• [THE PROBLEM]:
Report every line of the records below that includes the string "time".
(SOURCE MATERIAL Opens)
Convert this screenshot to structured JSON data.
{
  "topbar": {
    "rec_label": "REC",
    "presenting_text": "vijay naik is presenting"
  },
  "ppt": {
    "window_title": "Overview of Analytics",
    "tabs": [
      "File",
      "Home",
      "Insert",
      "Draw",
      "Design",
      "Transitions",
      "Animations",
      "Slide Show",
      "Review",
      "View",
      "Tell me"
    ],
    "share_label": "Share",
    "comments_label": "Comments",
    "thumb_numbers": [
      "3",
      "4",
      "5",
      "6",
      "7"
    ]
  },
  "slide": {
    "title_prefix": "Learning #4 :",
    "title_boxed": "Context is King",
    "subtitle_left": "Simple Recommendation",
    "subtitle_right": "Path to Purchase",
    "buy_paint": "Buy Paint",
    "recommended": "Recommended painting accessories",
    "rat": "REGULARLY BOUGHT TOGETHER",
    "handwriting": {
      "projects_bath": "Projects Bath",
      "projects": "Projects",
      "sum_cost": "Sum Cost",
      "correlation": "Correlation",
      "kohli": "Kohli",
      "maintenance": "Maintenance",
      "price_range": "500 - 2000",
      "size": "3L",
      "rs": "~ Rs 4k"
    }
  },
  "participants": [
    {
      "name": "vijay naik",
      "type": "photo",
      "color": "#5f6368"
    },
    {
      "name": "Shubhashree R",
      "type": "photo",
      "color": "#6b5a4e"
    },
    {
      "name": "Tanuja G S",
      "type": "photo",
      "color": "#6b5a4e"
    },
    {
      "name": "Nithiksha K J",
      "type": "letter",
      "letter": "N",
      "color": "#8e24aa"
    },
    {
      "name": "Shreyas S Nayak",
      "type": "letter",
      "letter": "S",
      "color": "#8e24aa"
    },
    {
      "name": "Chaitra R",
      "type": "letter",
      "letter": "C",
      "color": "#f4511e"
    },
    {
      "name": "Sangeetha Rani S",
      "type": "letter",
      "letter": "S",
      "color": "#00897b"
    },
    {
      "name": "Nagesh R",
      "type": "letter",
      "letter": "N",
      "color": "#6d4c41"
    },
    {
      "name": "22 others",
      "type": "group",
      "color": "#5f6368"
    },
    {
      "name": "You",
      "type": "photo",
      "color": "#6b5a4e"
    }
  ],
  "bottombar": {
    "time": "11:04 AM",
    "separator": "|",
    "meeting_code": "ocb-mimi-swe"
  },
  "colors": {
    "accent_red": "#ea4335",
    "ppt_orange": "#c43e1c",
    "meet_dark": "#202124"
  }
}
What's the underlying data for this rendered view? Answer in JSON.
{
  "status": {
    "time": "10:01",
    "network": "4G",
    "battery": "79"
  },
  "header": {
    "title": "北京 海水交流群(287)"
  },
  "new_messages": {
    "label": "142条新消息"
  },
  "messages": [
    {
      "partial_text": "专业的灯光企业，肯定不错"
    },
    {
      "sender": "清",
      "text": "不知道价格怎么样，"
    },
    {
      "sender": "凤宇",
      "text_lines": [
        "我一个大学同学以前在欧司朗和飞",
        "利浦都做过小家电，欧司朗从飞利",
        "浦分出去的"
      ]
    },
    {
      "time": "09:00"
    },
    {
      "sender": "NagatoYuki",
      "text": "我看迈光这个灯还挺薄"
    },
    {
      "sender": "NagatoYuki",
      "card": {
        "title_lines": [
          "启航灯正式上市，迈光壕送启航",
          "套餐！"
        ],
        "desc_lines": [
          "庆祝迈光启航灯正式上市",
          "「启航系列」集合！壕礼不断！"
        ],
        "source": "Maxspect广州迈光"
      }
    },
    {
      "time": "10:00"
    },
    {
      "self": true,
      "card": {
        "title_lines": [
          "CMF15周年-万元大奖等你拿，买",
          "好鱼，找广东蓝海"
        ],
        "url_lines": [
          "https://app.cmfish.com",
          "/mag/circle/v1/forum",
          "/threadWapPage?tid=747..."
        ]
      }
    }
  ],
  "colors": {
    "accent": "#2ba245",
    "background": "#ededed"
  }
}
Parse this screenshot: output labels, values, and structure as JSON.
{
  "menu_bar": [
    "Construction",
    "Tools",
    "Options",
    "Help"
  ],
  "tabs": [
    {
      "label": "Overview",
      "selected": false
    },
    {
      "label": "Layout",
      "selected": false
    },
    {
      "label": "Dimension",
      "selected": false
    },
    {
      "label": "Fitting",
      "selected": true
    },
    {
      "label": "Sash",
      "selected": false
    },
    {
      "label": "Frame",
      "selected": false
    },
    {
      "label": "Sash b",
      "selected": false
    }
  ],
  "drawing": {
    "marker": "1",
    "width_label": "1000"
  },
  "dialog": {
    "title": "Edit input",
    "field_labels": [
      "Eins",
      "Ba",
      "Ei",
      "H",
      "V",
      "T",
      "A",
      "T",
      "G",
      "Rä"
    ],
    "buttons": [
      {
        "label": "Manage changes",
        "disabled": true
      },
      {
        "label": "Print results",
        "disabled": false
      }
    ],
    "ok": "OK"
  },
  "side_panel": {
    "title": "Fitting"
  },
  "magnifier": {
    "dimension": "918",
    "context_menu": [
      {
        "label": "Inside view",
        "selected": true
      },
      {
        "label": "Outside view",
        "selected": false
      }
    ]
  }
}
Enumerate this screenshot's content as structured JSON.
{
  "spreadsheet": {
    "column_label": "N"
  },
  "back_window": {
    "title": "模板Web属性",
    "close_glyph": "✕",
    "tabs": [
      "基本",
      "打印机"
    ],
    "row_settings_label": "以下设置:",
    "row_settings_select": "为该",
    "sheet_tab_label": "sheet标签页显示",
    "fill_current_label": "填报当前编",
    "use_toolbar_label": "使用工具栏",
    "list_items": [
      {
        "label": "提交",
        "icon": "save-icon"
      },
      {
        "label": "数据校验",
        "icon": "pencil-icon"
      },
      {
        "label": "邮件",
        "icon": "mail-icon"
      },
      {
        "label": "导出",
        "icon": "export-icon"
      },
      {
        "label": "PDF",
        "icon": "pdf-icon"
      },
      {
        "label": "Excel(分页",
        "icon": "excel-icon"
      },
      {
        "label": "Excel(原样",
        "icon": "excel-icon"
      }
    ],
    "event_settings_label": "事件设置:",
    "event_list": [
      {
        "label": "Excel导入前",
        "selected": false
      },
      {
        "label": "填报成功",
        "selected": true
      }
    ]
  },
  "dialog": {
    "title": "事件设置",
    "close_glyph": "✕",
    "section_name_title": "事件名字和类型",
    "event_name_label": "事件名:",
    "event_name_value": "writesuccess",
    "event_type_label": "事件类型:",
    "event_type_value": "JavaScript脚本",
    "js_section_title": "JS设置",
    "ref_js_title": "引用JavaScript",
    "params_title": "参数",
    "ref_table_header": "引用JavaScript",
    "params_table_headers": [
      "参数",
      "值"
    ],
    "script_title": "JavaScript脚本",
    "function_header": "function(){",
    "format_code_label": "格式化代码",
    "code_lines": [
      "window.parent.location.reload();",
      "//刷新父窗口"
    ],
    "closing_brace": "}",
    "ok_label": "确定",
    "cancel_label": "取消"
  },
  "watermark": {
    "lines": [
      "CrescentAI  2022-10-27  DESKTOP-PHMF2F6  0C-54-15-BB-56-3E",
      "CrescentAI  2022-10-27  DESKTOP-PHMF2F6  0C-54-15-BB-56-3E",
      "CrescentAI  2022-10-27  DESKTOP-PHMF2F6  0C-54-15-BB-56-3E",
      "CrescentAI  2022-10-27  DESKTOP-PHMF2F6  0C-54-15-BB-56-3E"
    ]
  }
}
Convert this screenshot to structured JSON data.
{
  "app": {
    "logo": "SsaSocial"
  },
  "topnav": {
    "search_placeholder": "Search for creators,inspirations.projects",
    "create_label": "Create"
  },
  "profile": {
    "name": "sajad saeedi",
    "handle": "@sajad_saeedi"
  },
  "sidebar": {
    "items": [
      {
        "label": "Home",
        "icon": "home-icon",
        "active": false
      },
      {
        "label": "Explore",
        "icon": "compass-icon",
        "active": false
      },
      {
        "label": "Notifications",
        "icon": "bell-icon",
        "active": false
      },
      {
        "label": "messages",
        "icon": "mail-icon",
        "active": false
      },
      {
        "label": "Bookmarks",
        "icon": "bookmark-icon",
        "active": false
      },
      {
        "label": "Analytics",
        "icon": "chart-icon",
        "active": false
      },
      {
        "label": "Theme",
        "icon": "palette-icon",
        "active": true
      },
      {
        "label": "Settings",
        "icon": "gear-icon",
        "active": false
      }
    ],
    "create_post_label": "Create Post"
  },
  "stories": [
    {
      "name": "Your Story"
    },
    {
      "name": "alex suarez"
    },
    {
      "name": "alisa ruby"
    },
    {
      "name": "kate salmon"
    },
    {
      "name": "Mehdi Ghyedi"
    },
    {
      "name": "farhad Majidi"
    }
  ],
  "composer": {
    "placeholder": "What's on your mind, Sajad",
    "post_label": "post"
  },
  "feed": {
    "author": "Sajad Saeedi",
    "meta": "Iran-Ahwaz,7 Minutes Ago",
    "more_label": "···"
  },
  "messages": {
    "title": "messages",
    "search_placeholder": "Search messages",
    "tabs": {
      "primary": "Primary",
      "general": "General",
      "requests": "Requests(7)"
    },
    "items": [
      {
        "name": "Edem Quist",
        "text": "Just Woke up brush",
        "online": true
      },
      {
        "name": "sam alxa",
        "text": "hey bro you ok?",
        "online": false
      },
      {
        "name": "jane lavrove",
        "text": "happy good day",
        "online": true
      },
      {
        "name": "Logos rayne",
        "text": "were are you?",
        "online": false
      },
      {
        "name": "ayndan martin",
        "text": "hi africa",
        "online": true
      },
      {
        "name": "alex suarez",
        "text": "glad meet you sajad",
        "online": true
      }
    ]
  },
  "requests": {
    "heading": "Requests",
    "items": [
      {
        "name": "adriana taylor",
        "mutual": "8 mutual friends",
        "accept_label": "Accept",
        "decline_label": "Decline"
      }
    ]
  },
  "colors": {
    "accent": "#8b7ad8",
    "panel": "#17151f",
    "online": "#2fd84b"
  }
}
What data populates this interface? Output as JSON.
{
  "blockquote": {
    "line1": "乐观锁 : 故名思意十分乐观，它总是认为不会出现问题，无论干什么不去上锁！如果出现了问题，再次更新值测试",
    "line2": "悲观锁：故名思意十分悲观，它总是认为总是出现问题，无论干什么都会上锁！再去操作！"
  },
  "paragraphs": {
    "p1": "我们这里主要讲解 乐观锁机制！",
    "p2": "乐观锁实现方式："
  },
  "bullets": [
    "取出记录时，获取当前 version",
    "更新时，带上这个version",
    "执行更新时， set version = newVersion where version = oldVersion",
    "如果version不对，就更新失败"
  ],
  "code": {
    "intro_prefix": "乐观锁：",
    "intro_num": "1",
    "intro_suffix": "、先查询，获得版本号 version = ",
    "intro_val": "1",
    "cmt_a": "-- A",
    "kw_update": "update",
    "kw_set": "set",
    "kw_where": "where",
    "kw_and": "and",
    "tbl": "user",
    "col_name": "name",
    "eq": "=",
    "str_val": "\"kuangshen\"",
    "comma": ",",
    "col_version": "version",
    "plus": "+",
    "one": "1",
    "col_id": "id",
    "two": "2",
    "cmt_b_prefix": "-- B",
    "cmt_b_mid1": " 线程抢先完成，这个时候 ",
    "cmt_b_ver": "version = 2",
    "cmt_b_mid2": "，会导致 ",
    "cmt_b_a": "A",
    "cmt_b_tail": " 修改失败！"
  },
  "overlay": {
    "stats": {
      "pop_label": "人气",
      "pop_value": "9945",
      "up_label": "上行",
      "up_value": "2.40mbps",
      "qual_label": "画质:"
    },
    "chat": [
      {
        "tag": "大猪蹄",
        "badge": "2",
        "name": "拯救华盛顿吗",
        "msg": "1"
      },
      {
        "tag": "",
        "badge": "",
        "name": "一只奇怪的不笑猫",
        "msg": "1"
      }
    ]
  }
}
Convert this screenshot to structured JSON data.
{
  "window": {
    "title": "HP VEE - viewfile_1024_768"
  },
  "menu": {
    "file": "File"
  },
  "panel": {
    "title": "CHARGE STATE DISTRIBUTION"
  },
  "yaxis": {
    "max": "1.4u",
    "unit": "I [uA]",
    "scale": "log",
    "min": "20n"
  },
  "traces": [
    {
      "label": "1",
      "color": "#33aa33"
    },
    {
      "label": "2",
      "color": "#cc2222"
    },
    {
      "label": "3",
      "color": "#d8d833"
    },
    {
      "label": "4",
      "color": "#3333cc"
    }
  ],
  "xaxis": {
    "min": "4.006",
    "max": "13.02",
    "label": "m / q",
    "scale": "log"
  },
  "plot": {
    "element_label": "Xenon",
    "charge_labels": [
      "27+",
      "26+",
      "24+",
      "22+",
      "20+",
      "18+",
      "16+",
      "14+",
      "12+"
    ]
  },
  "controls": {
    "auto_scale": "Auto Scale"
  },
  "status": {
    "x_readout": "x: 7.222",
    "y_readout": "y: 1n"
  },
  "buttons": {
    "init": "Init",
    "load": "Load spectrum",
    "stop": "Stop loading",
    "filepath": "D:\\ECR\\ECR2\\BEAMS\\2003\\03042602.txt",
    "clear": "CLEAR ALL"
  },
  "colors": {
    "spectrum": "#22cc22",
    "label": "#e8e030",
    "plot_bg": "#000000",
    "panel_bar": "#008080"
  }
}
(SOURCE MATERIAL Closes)
• [SOLUTION TO THIS EXERCISE]:
    "time": "11:04 AM",
    "time": "10:01",
      "time": "09:00"
      "time": "10:00"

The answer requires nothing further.